WHAT TO PRODUCE => Of the entries below, copy only those lines that contain the word "this".

* * * *

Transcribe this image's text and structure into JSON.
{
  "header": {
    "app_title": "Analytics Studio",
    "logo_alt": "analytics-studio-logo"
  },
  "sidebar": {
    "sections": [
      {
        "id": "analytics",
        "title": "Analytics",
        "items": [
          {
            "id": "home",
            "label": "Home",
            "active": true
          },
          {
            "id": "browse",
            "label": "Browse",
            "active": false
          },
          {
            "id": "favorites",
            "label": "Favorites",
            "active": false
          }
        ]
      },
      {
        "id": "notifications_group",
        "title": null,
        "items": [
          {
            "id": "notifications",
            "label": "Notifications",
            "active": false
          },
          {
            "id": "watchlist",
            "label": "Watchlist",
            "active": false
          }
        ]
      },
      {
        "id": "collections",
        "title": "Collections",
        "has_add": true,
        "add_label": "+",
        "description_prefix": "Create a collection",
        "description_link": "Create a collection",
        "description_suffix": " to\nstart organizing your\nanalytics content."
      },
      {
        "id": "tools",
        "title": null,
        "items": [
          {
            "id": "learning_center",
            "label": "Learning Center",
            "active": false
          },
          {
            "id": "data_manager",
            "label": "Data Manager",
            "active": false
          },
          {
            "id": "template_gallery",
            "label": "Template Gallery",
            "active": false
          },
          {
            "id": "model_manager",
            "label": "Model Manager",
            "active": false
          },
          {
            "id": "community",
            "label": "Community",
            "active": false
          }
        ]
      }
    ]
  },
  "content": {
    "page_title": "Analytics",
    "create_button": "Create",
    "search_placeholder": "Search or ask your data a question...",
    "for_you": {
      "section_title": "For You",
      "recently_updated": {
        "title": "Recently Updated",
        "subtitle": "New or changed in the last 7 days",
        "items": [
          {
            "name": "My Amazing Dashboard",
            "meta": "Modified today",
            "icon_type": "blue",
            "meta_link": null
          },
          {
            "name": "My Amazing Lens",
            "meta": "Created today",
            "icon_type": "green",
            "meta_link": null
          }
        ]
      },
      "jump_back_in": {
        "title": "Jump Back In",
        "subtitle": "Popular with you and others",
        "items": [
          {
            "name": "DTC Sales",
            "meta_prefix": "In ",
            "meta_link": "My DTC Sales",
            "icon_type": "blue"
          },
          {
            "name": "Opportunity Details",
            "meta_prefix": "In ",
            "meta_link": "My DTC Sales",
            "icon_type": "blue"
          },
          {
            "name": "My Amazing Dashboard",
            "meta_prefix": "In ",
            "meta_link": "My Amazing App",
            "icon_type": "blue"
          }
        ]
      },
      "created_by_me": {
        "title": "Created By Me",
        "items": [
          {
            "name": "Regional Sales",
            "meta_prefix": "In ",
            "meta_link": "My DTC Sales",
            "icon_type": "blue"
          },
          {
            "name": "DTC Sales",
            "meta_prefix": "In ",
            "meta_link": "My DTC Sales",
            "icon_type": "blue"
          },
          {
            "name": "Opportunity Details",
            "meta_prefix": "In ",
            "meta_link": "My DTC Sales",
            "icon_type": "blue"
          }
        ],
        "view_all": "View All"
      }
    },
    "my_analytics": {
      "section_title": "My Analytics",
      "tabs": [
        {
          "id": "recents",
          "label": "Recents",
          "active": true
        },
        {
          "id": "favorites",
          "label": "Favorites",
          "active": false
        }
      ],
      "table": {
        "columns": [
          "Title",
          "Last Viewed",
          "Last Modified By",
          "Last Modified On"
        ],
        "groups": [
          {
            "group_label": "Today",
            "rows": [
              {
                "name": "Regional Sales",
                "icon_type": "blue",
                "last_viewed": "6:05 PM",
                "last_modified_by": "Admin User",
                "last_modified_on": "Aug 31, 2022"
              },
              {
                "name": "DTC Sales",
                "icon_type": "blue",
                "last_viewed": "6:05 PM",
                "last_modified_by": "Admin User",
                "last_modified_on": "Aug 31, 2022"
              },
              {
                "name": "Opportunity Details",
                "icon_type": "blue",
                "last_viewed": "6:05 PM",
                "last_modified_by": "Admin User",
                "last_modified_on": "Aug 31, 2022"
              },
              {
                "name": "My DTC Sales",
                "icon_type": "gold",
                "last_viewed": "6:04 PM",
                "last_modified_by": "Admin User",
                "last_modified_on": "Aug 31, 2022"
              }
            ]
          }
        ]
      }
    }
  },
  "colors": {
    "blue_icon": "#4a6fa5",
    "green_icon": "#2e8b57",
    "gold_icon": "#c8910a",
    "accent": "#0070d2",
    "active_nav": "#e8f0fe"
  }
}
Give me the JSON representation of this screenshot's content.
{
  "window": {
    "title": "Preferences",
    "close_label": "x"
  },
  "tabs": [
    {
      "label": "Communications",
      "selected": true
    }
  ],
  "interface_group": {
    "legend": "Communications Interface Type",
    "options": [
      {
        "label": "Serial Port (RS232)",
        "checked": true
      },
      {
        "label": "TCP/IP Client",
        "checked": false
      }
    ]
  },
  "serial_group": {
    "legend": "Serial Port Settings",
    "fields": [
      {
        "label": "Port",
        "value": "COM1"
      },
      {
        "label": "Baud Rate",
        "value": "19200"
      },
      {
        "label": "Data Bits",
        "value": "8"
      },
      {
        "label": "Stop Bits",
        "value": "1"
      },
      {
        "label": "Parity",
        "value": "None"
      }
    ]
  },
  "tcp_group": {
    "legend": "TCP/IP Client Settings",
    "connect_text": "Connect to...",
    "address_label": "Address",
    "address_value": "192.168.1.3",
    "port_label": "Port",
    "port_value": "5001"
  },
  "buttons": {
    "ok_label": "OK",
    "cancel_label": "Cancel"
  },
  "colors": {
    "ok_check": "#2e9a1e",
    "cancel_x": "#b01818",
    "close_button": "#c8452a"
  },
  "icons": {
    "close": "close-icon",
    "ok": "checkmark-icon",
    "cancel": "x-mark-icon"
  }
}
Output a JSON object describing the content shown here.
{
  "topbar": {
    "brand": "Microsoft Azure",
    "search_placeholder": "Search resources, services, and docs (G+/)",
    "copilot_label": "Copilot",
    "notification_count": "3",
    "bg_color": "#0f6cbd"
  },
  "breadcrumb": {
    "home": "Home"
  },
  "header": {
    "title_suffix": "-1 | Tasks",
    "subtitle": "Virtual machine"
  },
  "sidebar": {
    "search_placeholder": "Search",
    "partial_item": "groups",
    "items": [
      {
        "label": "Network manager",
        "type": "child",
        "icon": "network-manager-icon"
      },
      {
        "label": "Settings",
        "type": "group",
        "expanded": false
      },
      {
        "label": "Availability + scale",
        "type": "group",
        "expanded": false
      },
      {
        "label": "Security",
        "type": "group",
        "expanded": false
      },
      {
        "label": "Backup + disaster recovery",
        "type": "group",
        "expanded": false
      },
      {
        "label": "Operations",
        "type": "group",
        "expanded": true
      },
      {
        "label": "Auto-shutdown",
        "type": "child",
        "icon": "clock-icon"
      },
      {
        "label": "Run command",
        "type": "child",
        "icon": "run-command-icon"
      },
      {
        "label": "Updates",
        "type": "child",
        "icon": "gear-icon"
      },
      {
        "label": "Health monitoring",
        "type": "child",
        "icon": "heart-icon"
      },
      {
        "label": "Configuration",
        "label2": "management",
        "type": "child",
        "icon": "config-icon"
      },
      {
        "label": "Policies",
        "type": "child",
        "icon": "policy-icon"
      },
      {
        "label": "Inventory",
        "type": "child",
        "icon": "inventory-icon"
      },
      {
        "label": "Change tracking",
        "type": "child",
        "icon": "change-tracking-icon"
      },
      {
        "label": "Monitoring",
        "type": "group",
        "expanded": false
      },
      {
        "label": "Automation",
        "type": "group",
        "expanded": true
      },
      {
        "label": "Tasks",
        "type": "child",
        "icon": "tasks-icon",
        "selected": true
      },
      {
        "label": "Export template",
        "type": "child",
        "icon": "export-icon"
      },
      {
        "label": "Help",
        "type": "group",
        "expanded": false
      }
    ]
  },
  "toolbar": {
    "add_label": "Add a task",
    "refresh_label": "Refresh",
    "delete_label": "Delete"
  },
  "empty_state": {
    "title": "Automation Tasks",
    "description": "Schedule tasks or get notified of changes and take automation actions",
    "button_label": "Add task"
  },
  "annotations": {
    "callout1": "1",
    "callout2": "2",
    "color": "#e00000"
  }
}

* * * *

TASK ANSWER =>
Transcribe this image's text and structure into JSON.
Give me the JSON representation of this screenshot's content.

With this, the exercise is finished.